“We would therefore gain about 17 percent efficiency in change-making by switching to either of these four-coin systems,” Shallit says. “The first system possesses the notable advantage that we only need make one small alteration in the current system. We could speed up customer service just by replacing the dime with an 18-cent piece.”

In 1995, math teacher Tom Young and three students–Jeff Greenfield, David Raabe, and Joe Culbert–at Spring Lake Park Senior High School in Minnesota had performed a similar analysis and discovered the same need for an 18-cent coin (see http://www.splkpark.k12.mn.us/mainsite/
schools/SR/math/coinage.pdf
).

“The trouble with 18-cent pieces,” Shallit admits, “is that it’s hard to figure out the best way to make change in your head.”

Instead of replacing the popular dime with another coin, it’s also possible to see whether the addition of a fifth coin would help. It turns out that the greatest improvement in change-making efficiency would occur with the addition of a 32-cent coin. This reduces the average cost to 3.46 coins per transaction.
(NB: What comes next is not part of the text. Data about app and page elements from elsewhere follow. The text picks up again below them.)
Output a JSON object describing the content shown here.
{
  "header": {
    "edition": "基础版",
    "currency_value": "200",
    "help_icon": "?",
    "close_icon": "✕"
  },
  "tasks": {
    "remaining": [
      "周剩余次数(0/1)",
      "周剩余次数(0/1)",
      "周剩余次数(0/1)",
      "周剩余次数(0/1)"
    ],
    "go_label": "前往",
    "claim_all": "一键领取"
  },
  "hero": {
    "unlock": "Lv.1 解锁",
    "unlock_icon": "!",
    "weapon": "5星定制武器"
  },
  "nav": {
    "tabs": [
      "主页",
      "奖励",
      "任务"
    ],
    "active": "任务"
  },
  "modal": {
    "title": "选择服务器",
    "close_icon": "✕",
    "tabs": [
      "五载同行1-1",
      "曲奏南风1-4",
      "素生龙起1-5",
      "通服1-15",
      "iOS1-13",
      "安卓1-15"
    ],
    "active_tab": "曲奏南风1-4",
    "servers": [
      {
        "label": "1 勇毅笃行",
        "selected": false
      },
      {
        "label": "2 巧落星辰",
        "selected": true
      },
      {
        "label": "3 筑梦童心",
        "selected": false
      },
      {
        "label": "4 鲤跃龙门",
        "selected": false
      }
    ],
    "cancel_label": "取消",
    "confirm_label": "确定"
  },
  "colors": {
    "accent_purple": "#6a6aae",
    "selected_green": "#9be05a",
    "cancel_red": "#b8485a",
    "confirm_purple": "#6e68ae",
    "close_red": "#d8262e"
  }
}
Interestingly, if the unpopular 50-cent coin were used more frequently, the maximum improvement would come from introducing an 18-cent coin. That’s “yet another reason to add an 18-cent piece to U.S. coinage,” Shallit declares.

The same issue of efficiency can be addressed for coin denominations in other countries. Canada, for example, has coins with values 1 cent, 5 cents, 10 cents, 25 cents, 100 cents, and 200 cents. Assuming that each amount of change between 0 and 499 cents is equally likely, Shallit’s calculations show that the average cost of making change would fall from 5.90 to 4.58 coins per transaction with the addition of an 83-cent coin.

Similarly, the new Euro system introduced by the European Union would benefit from the addition of a 1.33- or 1.37-Euro coin.

Despite its apparent inefficiency, the current U.S. system of coin denominations has a striking advantage over many other possible systems. When most people make change, they give the coins with the largest possible value first, then the next largest, and so on. Computer scientists call such a scheme the “greedy algorithm.”

“The nice thing about the current system is that the greedy algorithm always gives the smallest number of coins possible within the system,” Shallit says. “So it’s easy to make change.”

For other sets of denominations, the greedy algorithm doesn’t always give the minimum number of coins. For example, if coins had the values 1, 7, and 10, the greedy algorithm would represent 14 as 10 + 1 + 1 + 1 + 1, whereas the combination 7 + 7 uses fewer coins.

The United States has experimented briefly with extra coin denominations. At one time or another in the distant past, the U.S. mint issued half-cent, two-cent, three-cent, and 20-cent pieces–but it never produced an 18-cent coin.